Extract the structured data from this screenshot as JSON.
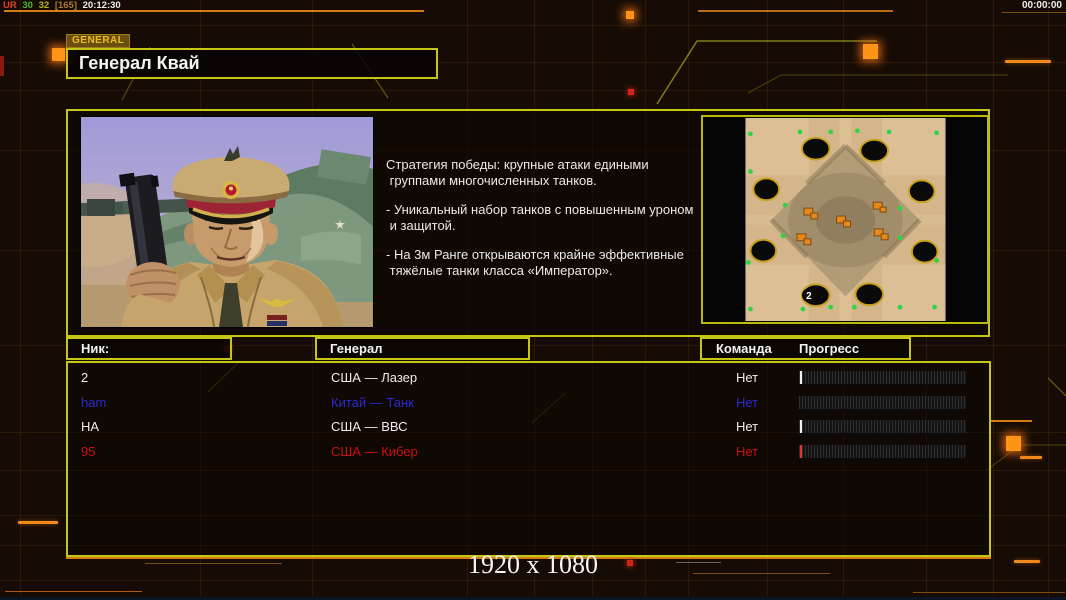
{
  "topbar": {
    "net_stats": [
      {
        "label": "UR",
        "color": "#e04228"
      },
      {
        "label": "30",
        "color": "#46b832"
      },
      {
        "label": "32",
        "color": "#b4b428"
      },
      {
        "label": "[165]",
        "color": "#a87838"
      },
      {
        "label": "20:12:30",
        "color": "#ececec"
      }
    ],
    "match_timer": "00:00:00"
  },
  "header": {
    "tab_label": "GENERAL",
    "title": "Генерал Квай"
  },
  "briefing": {
    "paragraphs": [
      "Стратегия победы: крупные атаки едиными\n группами многочисленных танков.",
      "- Уникальный набор танков с повышенным уроном\n и защитой.",
      "- На 3м Ранге открываются крайне эффективные\n тяжёлые танки класса «Император»."
    ],
    "map_start_marker": "2"
  },
  "players_table": {
    "headers": {
      "nick": "Ник:",
      "general": "Генерал",
      "team": "Команда",
      "progress": "Прогресс"
    },
    "rows": [
      {
        "nick": "2",
        "general": "США — Лазер",
        "team": "Нет",
        "color": "#ededed",
        "cursor": "#f2f2f2",
        "progress_pct": 0
      },
      {
        "nick": "ham",
        "general": "Китай — Танк",
        "team": "Нет",
        "color": "#2b2bcf",
        "cursor": "none",
        "progress_pct": 0
      },
      {
        "nick": "НА",
        "general": "США — ВВС",
        "team": "Нет",
        "color": "#ededed",
        "cursor": "#f2f2f2",
        "progress_pct": 0
      },
      {
        "nick": "95",
        "general": "США — Кибер",
        "team": "Нет",
        "color": "#c81212",
        "cursor": "#e03434",
        "progress_pct": 0
      }
    ]
  },
  "footer": {
    "resolution": "1920 x 1080"
  },
  "colors": {
    "frame_yellow": "#c6c617",
    "accent_orange": "#e8821a",
    "background": "#170c05"
  }
}
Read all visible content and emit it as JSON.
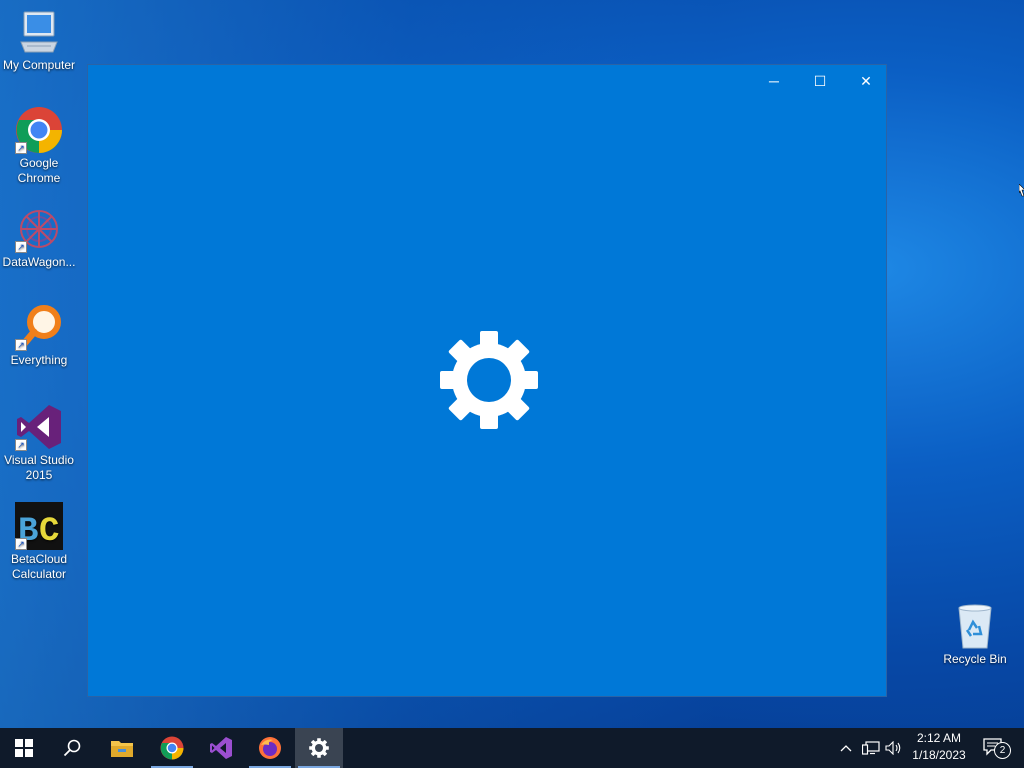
{
  "desktop": {
    "icons": [
      {
        "label": "My Computer"
      },
      {
        "label": "Google Chrome"
      },
      {
        "label": "DataWagon..."
      },
      {
        "label": "Everything"
      },
      {
        "label": "Visual Studio 2015"
      },
      {
        "label": "BetaCloud Calculator"
      },
      {
        "label": "Recycle Bin"
      }
    ]
  },
  "window": {
    "title": "",
    "minimize_glyph": "─",
    "maximize_glyph": "☐",
    "close_glyph": "✕",
    "splash_icon": "gear-icon",
    "background_color": "#0078d7"
  },
  "taskbar": {
    "items": [
      "start-icon",
      "search-icon",
      "file-explorer-icon",
      "chrome-icon",
      "visual-studio-icon",
      "firefox-icon",
      "settings-icon"
    ],
    "active": "settings-icon"
  },
  "tray": {
    "chevron": "^",
    "time": "2:12 AM",
    "date": "1/18/2023",
    "notification_count": "2"
  },
  "colors": {
    "accent": "#0078d7",
    "taskbar": "#0f1a2a"
  }
}
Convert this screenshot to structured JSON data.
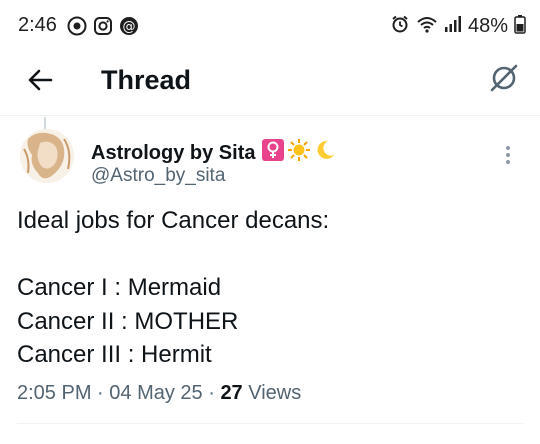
{
  "status_bar": {
    "time": "2:46",
    "battery": "48%",
    "left_icons": [
      "circle-check-icon",
      "instagram-icon",
      "threads-icon"
    ],
    "right_icons": [
      "alarm-icon",
      "wifi-icon",
      "signal-icon",
      "battery-icon"
    ]
  },
  "header": {
    "title": "Thread",
    "back_icon": "back-arrow-icon",
    "grok_icon": "grok-icon"
  },
  "tweet": {
    "author_name": "Astrology by Sita",
    "author_emojis": [
      "♀️",
      "☀️",
      "🌙"
    ],
    "handle": "@Astro_by_sita",
    "body_lines": [
      "Ideal jobs for Cancer decans:",
      "",
      "Cancer I : Mermaid",
      "Cancer II : MOTHER",
      "Cancer III : Hermit"
    ],
    "time": "2:05 PM",
    "date": "04 May 25",
    "views_count": "27",
    "views_label": "Views"
  },
  "colors": {
    "text_primary": "#0f1419",
    "text_secondary": "#536471",
    "divider": "#eff3f4"
  }
}
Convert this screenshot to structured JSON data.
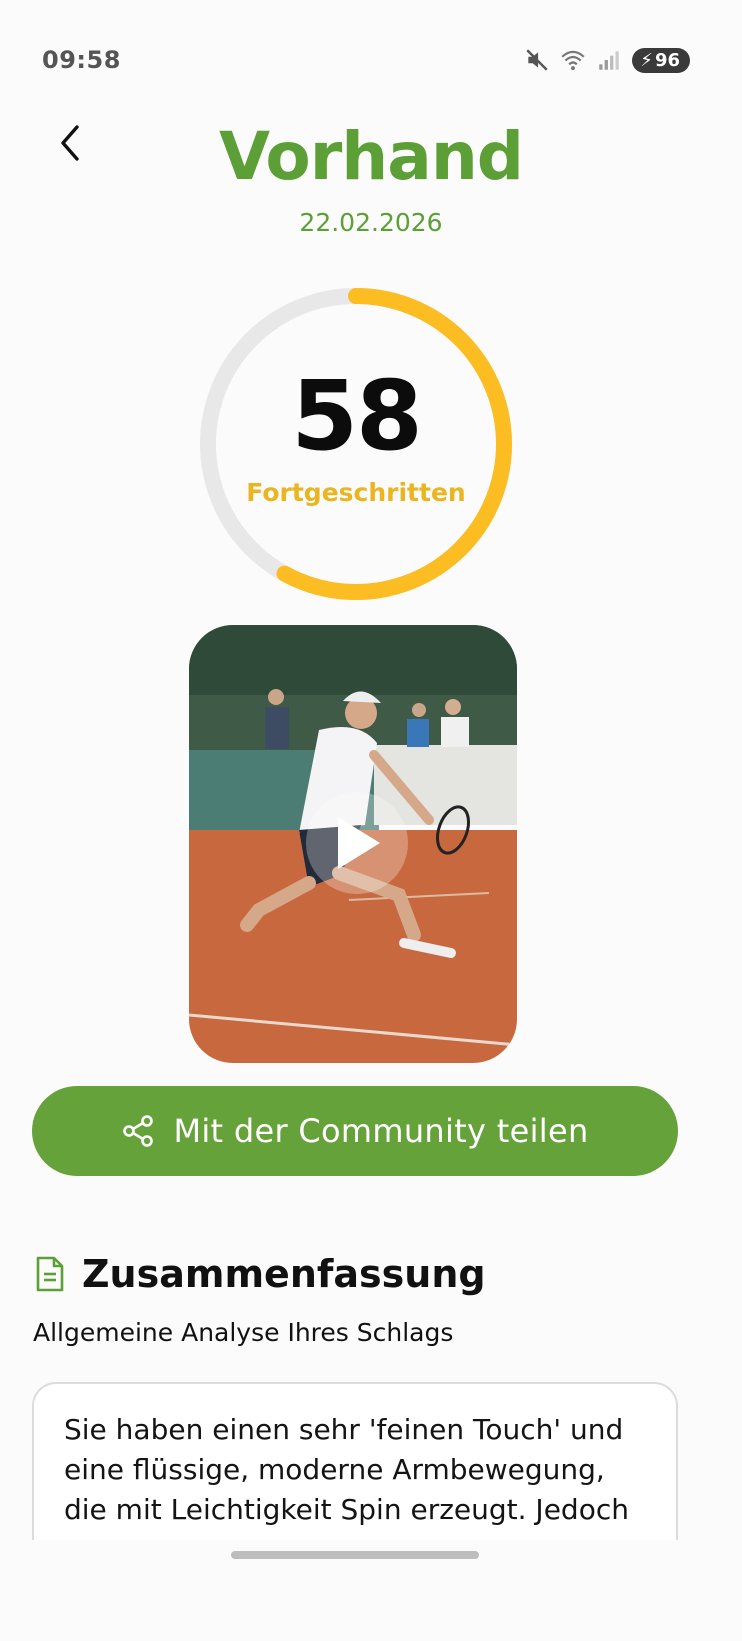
{
  "status_bar": {
    "time": "09:58",
    "battery": "96"
  },
  "header": {
    "title": "Vorhand",
    "date": "22.02.2026"
  },
  "score": {
    "value": "58",
    "level": "Fortgeschritten",
    "progress": 0.58,
    "ring_color": "#fbbd22",
    "track_color": "#e8e8e8"
  },
  "video": {
    "play_icon": "play-icon"
  },
  "share": {
    "label": "Mit der Community teilen",
    "icon": "share-icon"
  },
  "summary": {
    "title": "Zusammenfassung",
    "subtitle": "Allgemeine Analyse Ihres Schlags",
    "text": "Sie haben einen sehr 'feinen Touch' und eine flüssige, moderne Armbewegung, die mit Leichtigkeit Spin erzeugt. Jedoch"
  },
  "colors": {
    "brand_green": "#66a23a",
    "title_green": "#5d9f37",
    "accent_yellow": "#eab51f"
  }
}
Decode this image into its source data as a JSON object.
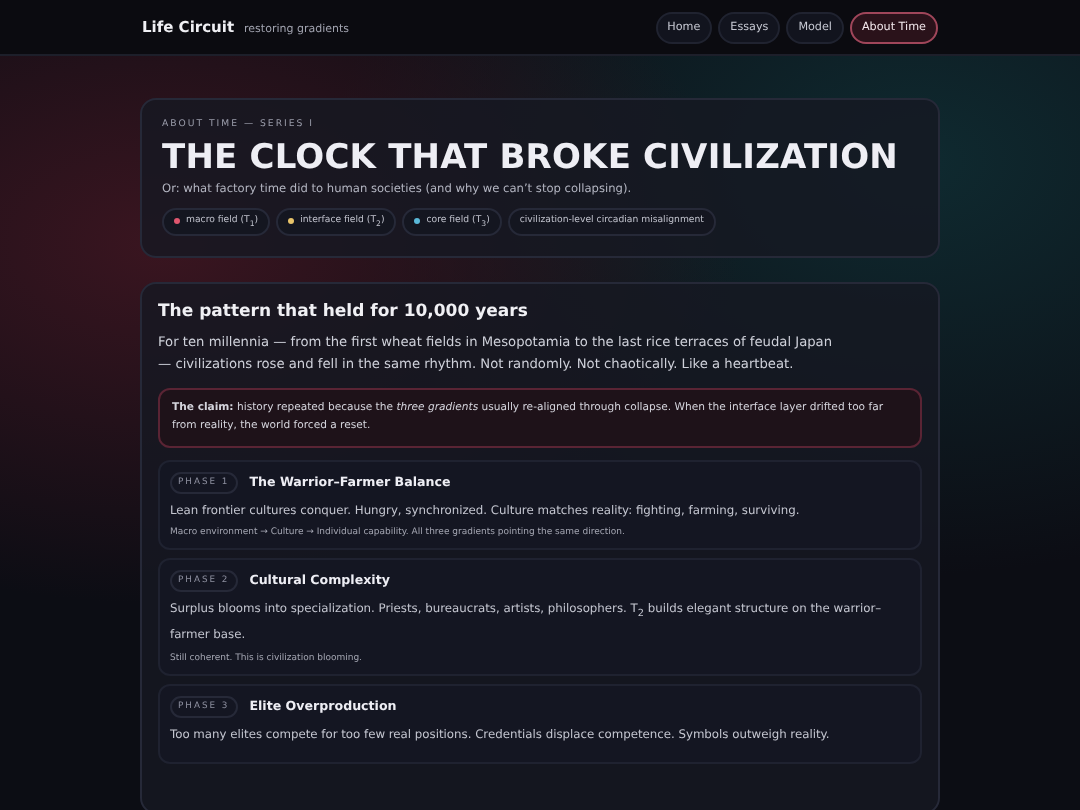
{
  "brand": {
    "name": "Life Circuit",
    "tagline": "restoring gradients"
  },
  "nav": [
    {
      "label": "Home",
      "selected": false
    },
    {
      "label": "Essays",
      "selected": false
    },
    {
      "label": "Model",
      "selected": false
    },
    {
      "label": "About Time",
      "selected": true
    }
  ],
  "hero": {
    "eyebrow": "ABOUT TIME — SERIES I",
    "title": "THE CLOCK THAT BROKE CIVILIZATION",
    "subtitle": "Or: what factory time did to human societies (and why we can’t stop collapsing).",
    "chips": [
      {
        "label": "macro field (T$_{1}$)",
        "color": "#e0566e"
      },
      {
        "label": "interface field (T$_{2}$)",
        "color": "#e8c46a"
      },
      {
        "label": "core field (T$_{3}$)",
        "color": "#5ab8d8"
      },
      {
        "label": "civilization-level circadian misalignment"
      }
    ]
  },
  "section": {
    "heading": "The pattern that held for 10,000 years",
    "body": "For ten millennia — from the first wheat fields in Mesopotamia to the last rice terraces of feudal Japan — civilizations rose and fell in the same rhythm. Not randomly. Not chaotically. Like a heartbeat.",
    "claim": "**The claim:** history repeated because the *three gradients* usually re-aligned through collapse. When the interface layer drifted too far from reality, the world forced a reset.",
    "phases": [
      {
        "tag": "PHASE 1",
        "title": "The Warrior–Farmer Balance",
        "text": "Lean frontier cultures conquer. Hungry, synchronized. Culture matches reality: fighting, farming, surviving.",
        "note": "Macro environment → Culture → Individual capability. All three gradients pointing the same direction."
      },
      {
        "tag": "PHASE 2",
        "title": "Cultural Complexity",
        "text": "Surplus blooms into specialization. Priests, bureaucrats, artists, philosophers. T$_{2}$ builds elegant structure on the warrior–farmer base.",
        "note": "Still coherent. This is civilization blooming."
      },
      {
        "tag": "PHASE 3",
        "title": "Elite Overproduction",
        "text": "Too many elites compete for too few real positions. Credentials displace competence. Symbols outweigh reality."
      }
    ]
  }
}
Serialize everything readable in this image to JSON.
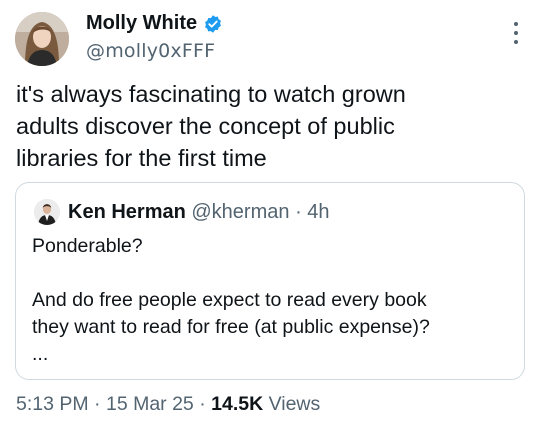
{
  "author": {
    "name": "Molly White",
    "handle": "@molly0xFFF",
    "verified": true
  },
  "tweet": {
    "text": "it's always fascinating to watch grown\nadults discover the concept of public\nlibraries for the first time"
  },
  "quote": {
    "name": "Ken Herman",
    "handle": "@kherman",
    "separator": "·",
    "time": "4h",
    "text": "Ponderable?\n\nAnd do free people expect to read every book\nthey want to read for free (at public expense)?\n..."
  },
  "footer": {
    "time": "5:13 PM",
    "separator": "·",
    "date": "15 Mar 25",
    "views_count": "14.5K",
    "views_label": "Views"
  },
  "colors": {
    "verified_badge": "#1d9bf0",
    "secondary_text": "#536471",
    "border": "#cfd9de"
  }
}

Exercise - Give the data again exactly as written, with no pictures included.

Written answer -
Extract the structured data from this screenshot as JSON.
{
  "topbar": {
    "net_stats": [
      {
        "label": "UR",
        "color": "#e04228"
      },
      {
        "label": "30",
        "color": "#46b832"
      },
      {
        "label": "32",
        "color": "#b4b428"
      },
      {
        "label": "[165]",
        "color": "#a87838"
      },
      {
        "label": "20:12:30",
        "color": "#ececec"
      }
    ],
    "match_timer": "00:00:00"
  },
  "header": {
    "tab_label": "GENERAL",
    "title": "Генерал Квай"
  },
  "briefing": {
    "paragraphs": [
      "Стратегия победы: крупные атаки едиными\n группами многочисленных танков.",
      "- Уникальный набор танков с повышенным уроном\n и защитой.",
      "- На 3м Ранге открываются крайне эффективные\n тяжёлые танки класса «Император»."
    ],
    "map_start_marker": "2"
  },
  "players_table": {
    "headers": {
      "nick": "Ник:",
      "general": "Генерал",
      "team": "Команда",
      "progress": "Прогресс"
    },
    "rows": [
      {
        "nick": "2",
        "general": "США — Лазер",
        "team": "Нет",
        "color": "#ededed",
        "cursor": "#f2f2f2",
        "progress_pct": 0
      },
      {
        "nick": "ham",
        "general": "Китай — Танк",
        "team": "Нет",
        "color": "#2b2bcf",
        "cursor": "none",
        "progress_pct": 0
      },
      {
        "nick": "НА",
        "general": "США — ВВС",
        "team": "Нет",
        "color": "#ededed",
        "cursor": "#f2f2f2",
        "progress_pct": 0
      },
      {
        "nick": "95",
        "general": "США — Кибер",
        "team": "Нет",
        "color": "#c81212",
        "cursor": "#e03434",
        "progress_pct": 0
      }
    ]
  },
  "footer": {
    "resolution": "1920 x 1080"
  },
  "colors": {
    "frame_yellow": "#c6c617",
    "accent_orange": "#e8821a",
    "background": "#170c05"
  }
}
Read all visible content and emit it as JSON.
{
  "desktop": {
    "icons": [
      {
        "label": "My Computer"
      },
      {
        "label": "Google Chrome"
      },
      {
        "label": "DataWagon..."
      },
      {
        "label": "Everything"
      },
      {
        "label": "Visual Studio 2015"
      },
      {
        "label": "BetaCloud Calculator"
      },
      {
        "label": "Recycle Bin"
      }
    ]
  },
  "window": {
    "title": "",
    "minimize_glyph": "─",
    "maximize_glyph": "☐",
    "close_glyph": "✕",
    "splash_icon": "gear-icon",
    "background_color": "#0078d7"
  },
  "taskbar": {
    "items": [
      "start-icon",
      "search-icon",
      "file-explorer-icon",
      "chrome-icon",
      "visual-studio-icon",
      "firefox-icon",
      "settings-icon"
    ],
    "active": "settings-icon"
  },
  "tray": {
    "chevron": "^",
    "time": "2:12 AM",
    "date": "1/18/2023",
    "notification_count": "2"
  },
  "colors": {
    "accent": "#0078d7",
    "taskbar": "#0f1a2a"
  }
}
Convert this screenshot to structured JSON data.
{
  "status_bar": {
    "time": "2:46",
    "battery": "48%",
    "left_icons": [
      "circle-check-icon",
      "instagram-icon",
      "threads-icon"
    ],
    "right_icons": [
      "alarm-icon",
      "wifi-icon",
      "signal-icon",
      "battery-icon"
    ]
  },
  "header": {
    "title": "Thread",
    "back_icon": "back-arrow-icon",
    "grok_icon": "grok-icon"
  },
  "tweet": {
    "author_name": "Astrology by Sita",
    "author_emojis": [
      "♀️",
      "☀️",
      "🌙"
    ],
    "handle": "@Astro_by_sita",
    "body_lines": [
      "Ideal jobs for Cancer decans:",
      "",
      "Cancer I : Mermaid",
      "Cancer II : MOTHER",
      "Cancer III : Hermit"
    ],
    "time": "2:05 PM",
    "date": "04 May 25",
    "views_count": "27",
    "views_label": "Views"
  },
  "colors": {
    "text_primary": "#0f1419",
    "text_secondary": "#536471",
    "divider": "#eff3f4"
  }
}
Convert this screenshot to structured JSON data.
{
  "status_bar": {
    "time": "09:58",
    "battery": "96"
  },
  "header": {
    "title": "Vorhand",
    "date": "22.02.2026"
  },
  "score": {
    "value": "58",
    "level": "Fortgeschritten",
    "progress": 0.58,
    "ring_color": "#fbbd22",
    "track_color": "#e8e8e8"
  },
  "video": {
    "play_icon": "play-icon"
  },
  "share": {
    "label": "Mit der Community teilen",
    "icon": "share-icon"
  },
  "summary": {
    "title": "Zusammenfassung",
    "subtitle": "Allgemeine Analyse Ihres Schlags",
    "text": "Sie haben einen sehr 'feinen Touch' und eine flüssige, moderne Armbewegung, die mit Leichtigkeit Spin erzeugt. Jedoch"
  },
  "colors": {
    "brand_green": "#66a23a",
    "title_green": "#5d9f37",
    "accent_yellow": "#eab51f"
  }
}
Decode this image into its source data as a JSON object.
{
  "brand": {
    "name": "Life Circuit",
    "tagline": "restoring gradients"
  },
  "nav": [
    {
      "label": "Home",
      "selected": false
    },
    {
      "label": "Essays",
      "selected": false
    },
    {
      "label": "Model",
      "selected": false
    },
    {
      "label": "About Time",
      "selected": true
    }
  ],
  "hero": {
    "eyebrow": "ABOUT TIME — SERIES I",
    "title": "THE CLOCK THAT BROKE CIVILIZATION",
    "subtitle": "Or: what factory time did to human societies (and why we can’t stop collapsing).",
    "chips": [
      {
        "label": "macro field (T$_{1}$)",
        "color": "#e0566e"
      },
      {
        "label": "interface field (T$_{2}$)",
        "color": "#e8c46a"
      },
      {
        "label": "core field (T$_{3}$)",
        "color": "#5ab8d8"
      },
      {
        "label": "civilization-level circadian misalignment"
      }
    ]
  },
  "section": {
    "heading": "The pattern that held for 10,000 years",
    "body": "For ten millennia — from the first wheat fields in Mesopotamia to the last rice terraces of feudal Japan — civilizations rose and fell in the same rhythm. Not randomly. Not chaotically. Like a heartbeat.",
    "claim": "**The claim:** history repeated because the *three gradients* usually re-aligned through collapse. When the interface layer drifted too far from reality, the world forced a reset.",
    "phases": [
      {
        "tag": "PHASE 1",
        "title": "The Warrior–Farmer Balance",
        "text": "Lean frontier cultures conquer. Hungry, synchronized. Culture matches reality: fighting, farming, surviving.",
        "note": "Macro environment → Culture → Individual capability. All three gradients pointing the same direction."
      },
      {
        "tag": "PHASE 2",
        "title": "Cultural Complexity",
        "text": "Surplus blooms into specialization. Priests, bureaucrats, artists, philosophers. T$_{2}$ builds elegant structure on the warrior–farmer base.",
        "note": "Still coherent. This is civilization blooming."
      },
      {
        "tag": "PHASE 3",
        "title": "Elite Overproduction",
        "text": "Too many elites compete for too few real positions. Credentials displace competence. Symbols outweigh reality."
      }
    ]
  }
}
Serialize everything readable in this image to JSON.
{
  "author": {
    "name": "Molly White",
    "handle": "@molly0xFFF",
    "verified": true
  },
  "tweet": {
    "text": "it's always fascinating to watch grown\nadults discover the concept of public\nlibraries for the first time"
  },
  "quote": {
    "name": "Ken Herman",
    "handle": "@kherman",
    "separator": "·",
    "time": "4h",
    "text": "Ponderable?\n\nAnd do free people expect to read every book\nthey want to read for free (at public expense)?\n..."
  },
  "footer": {
    "time": "5:13 PM",
    "separator": "·",
    "date": "15 Mar 25",
    "views_count": "14.5K",
    "views_label": "Views"
  },
  "colors": {
    "verified_badge": "#1d9bf0",
    "secondary_text": "#536471",
    "border": "#cfd9de"
  }
}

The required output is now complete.